View Full Version : Hypertension, Medication & CASA
I understand you can take medication for hypertension and still maintain a Class 1 medical in AUS/NZ.
What are the highest readings they will accept while on medication.
Also is there a preferred medication for pilots.
Ive used Coversyl and now trying Coveram 5mg/5mg.
I am not flying at the moment so have not done a medical or talked to a DAME about it.
I was trying to lower it myself, but need medication help at the moment.
Anyone out there on a AUS or NZ licence taking medication and still flying. Would appreciate info on what your taking, dosage, BP readings and issues you may have had with the DAME or CASA.
You could PM me if you prefer.
15th May 2012, 23:24
You might find something on these threads;
Thanks for the links.
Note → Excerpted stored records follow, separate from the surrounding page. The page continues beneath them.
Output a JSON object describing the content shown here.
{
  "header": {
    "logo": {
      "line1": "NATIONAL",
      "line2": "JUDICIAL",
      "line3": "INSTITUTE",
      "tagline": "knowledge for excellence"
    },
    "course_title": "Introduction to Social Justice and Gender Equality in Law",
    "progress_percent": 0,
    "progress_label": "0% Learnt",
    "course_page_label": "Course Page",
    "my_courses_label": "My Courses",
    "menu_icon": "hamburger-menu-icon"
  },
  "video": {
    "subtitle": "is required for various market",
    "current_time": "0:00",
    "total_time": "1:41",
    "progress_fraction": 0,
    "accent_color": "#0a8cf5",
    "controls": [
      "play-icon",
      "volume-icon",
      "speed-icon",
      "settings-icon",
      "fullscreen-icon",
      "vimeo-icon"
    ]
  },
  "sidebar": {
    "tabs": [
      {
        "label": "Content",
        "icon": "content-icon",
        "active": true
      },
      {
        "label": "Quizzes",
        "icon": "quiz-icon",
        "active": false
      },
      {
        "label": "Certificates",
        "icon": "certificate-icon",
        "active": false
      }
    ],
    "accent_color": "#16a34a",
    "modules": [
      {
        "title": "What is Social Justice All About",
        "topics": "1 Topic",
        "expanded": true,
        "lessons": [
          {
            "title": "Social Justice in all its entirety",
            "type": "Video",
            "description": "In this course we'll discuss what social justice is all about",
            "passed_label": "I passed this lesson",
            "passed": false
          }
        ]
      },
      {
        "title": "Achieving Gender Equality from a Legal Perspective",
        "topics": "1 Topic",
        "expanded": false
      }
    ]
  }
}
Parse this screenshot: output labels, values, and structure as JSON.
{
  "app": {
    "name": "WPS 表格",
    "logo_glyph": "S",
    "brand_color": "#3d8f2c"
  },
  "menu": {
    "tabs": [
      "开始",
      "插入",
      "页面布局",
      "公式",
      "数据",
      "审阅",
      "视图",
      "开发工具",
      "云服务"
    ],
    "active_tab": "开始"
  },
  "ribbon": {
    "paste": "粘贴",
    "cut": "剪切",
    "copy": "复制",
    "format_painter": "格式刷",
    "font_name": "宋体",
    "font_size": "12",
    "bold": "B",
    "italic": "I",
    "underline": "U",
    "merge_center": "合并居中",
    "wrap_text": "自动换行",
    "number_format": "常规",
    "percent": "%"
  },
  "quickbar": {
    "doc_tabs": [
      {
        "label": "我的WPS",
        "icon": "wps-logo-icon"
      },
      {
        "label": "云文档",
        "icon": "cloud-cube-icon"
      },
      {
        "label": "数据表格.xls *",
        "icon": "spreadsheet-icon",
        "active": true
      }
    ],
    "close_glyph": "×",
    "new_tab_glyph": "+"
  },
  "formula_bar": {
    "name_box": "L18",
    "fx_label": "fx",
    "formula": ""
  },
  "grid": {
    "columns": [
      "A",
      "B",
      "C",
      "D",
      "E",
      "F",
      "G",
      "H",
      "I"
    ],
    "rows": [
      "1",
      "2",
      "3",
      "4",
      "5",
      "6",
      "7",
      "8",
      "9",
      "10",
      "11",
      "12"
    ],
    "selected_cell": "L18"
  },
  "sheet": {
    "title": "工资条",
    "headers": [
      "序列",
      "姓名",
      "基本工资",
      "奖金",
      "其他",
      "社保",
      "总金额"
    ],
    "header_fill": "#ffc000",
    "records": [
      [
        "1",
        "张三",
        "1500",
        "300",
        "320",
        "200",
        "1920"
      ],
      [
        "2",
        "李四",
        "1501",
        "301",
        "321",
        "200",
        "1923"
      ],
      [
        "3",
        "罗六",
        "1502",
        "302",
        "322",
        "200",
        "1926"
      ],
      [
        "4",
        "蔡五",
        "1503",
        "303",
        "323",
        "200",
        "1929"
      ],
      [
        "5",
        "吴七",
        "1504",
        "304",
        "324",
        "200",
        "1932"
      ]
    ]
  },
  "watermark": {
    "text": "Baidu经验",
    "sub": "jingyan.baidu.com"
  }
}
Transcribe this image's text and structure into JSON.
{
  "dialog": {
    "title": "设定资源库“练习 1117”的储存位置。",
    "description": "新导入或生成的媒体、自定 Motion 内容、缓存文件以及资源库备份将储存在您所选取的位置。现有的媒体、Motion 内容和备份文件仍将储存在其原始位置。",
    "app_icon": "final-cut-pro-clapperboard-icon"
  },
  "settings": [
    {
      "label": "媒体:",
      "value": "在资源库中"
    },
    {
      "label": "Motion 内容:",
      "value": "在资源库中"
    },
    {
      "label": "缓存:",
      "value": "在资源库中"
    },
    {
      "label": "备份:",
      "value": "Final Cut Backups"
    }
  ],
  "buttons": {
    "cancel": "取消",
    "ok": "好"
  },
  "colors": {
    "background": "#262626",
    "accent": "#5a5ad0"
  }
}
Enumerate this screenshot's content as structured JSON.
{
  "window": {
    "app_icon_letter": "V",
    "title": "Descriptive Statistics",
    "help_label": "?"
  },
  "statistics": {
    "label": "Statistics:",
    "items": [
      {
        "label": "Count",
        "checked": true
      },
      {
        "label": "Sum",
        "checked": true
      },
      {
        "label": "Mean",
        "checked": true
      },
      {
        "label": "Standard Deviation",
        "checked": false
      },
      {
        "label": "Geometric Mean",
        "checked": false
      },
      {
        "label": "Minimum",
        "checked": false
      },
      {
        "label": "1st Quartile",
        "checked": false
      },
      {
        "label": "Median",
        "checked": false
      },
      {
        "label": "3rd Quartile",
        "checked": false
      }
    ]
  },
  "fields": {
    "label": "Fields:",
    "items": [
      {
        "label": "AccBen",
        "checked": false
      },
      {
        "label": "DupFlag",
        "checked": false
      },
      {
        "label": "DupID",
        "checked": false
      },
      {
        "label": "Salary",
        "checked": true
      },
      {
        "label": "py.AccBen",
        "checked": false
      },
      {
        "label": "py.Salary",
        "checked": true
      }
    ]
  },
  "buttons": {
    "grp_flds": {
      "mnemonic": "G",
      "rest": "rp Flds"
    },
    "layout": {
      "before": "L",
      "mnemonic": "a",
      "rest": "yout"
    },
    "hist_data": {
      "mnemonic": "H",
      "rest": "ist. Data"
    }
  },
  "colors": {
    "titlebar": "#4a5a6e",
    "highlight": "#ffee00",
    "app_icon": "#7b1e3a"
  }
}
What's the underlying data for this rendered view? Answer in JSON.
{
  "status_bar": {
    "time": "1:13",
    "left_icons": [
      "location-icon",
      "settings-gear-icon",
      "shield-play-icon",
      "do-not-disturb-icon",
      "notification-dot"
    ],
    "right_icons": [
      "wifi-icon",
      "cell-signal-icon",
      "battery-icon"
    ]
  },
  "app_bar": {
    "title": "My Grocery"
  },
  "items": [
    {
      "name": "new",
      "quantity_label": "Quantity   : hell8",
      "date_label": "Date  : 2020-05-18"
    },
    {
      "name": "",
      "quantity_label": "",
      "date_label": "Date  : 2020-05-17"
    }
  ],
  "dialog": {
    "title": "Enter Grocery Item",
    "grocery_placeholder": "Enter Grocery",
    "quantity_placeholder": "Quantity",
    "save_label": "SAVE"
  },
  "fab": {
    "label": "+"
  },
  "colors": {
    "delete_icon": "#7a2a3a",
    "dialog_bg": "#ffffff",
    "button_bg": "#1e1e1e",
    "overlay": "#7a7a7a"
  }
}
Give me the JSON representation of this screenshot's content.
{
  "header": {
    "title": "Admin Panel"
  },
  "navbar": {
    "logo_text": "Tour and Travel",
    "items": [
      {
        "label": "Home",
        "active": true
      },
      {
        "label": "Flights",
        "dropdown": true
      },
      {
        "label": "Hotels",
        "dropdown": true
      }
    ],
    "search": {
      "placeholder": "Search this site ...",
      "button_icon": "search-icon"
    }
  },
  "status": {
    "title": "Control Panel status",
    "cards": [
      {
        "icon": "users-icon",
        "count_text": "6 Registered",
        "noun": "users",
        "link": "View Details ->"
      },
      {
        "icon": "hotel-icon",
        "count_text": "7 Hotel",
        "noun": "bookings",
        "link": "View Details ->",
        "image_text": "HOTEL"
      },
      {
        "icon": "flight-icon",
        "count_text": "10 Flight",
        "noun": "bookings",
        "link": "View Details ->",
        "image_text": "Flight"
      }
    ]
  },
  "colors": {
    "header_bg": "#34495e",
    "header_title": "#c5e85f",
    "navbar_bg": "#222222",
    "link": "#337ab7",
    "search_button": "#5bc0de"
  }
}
I had read through most of those.
Im after specific info from those that have gone through BP, medication etc with CASA or the NZCAA, rather than the UK or US.
CASA website states 150/90 is the limit. Not sure if you had 149/89 whether than would just sign you off, or require monitoring or medication as that sounds quite high for average readings. What reading would they require further tests or meds.
Ive had tests done with my GP (standard 45-50 year old Govt tests) of blood and f*****s and thats all within limits.
There must be some Aussies out there that are on meds.
16th May 2012, 08:58
Have you tried Alistrol? Works for me.
21st May 2012, 01:34
The CASA Medical Questionnaire and Examination Form that the DAME uses
Is the blood pressure outside of acceptable limits (160/95)? Y N
State the blood pressure
So the limits are quite high but I would suspect a DAME to be issuing drugs for a pilot walking around with that kind of pressure. Would be interested in other successful methods that people have used. How much did Alistrol drop your BP by Airclues. Let us know how you get along Soab.
Have you tried Alistrol? Works for me.
Alistrol is a totally natural herbal product with no side effects which you can buy.
I tend to bump along the top end of normal and Alistrol drops me considerably to well into normal.
23rd May 2012, 08:44
I had pre hypertension with readings consistently around 145/90, I use this:
Quite a popular piece of equipment in the UK and my readings are now around 120/80. It is basically a machine that takes you through a meditation cycle, same results can be achieved with transcendental meditation.
Worth a go in conjunction with your medication and it has the bonus of being very very relaxing.
4th Jun 2012, 09:26
Funny how the limits change as the pharmaceutical industry grows!
Ask an old nurse and she will say that the rule of thumb for 'OK' was your age plus one hundred over one hundred!
Only just checked back on this thread.
Thanks for the info. 160/95 is very high. I wouldnt have thought you would pass a medical if you had 159/94 at a medical.
I havnt been for a medical as im 'uncurrent' flying and with the current pilot job market every contract job applied to says, experience is good, let us know when you are current. Cant get current until someone gives me a job.
Should have got a job in the Govt!
8th Sep 2012, 18:42
I think we are muddling the level at which high blood pressure needs treating with the level where you won't get a medical
The acceptable upper limit before we treat the general public has been lowered over the years not because of the pharmacological industry but because clinical studies have shown the risk of not treating is greater than the risk of giving drugs to lower it - the risk benefit ratio. But the level at which you can renew your license either on or off drugs will be higher because a significant proportion of the population still run above the treatment threshold even on drugs. Although they are at an increased risk of heart attacks and strokes the degree of risk relates to the measurement (in very general terms) so there will be a range above the treatment range but below the cut off for a medical failure
I can only speak for the UK but 160/95 sounds about right as above this you really do need investigating and treating so a suspension as opposed to elimination of medical is sensible
However we now like to see the diastolic - the lower number - at 80 or less again in the general public, and otherwise you should discuss drug therapy with your doctor. Relaxation has indeed been shown to reduce blood pressure - it is called bio feedback - but if it doesn't work you need drugs
Loosing weight will reduce BP.
9th Sep 2012, 10:25
I'm not a medical professional but have been on drug treatment for hypertension since 1974 when I was only thirty. This was because my employers then and since, required me to have a medical every two years.
In the last 15 years before retirement I worked offshore and I know that if I presented with 160/95 I would not have been given the certificate I needed to work offshore. Twice I've been fitted with a 24 hour monitor which indicated changes in BP throughout the day.
It seems to me that a 160/95, one off reading could therefore be lower or indeed even higher at other times eg during periods of stress.
9th Sep 2012, 14:13
Absolutely which is why no doctor would treat on a single reading. We normally tell borderline patients to buy a machine and take their own readings. Blood pressure goes up and down and it is the lowest reading we take. Exercise, stress, and even the sight of an AME can put blood pressure up but this is not dangerous as long as the resting pressure is OK
As has been said, losing weight, stopping smoking, reducing salt and biofeedback. (relaxation) can all reduce blood pressure and avoid or reduce the amount of drugs needed. However drug medication above an acceptable threshold is generally safe and saves lives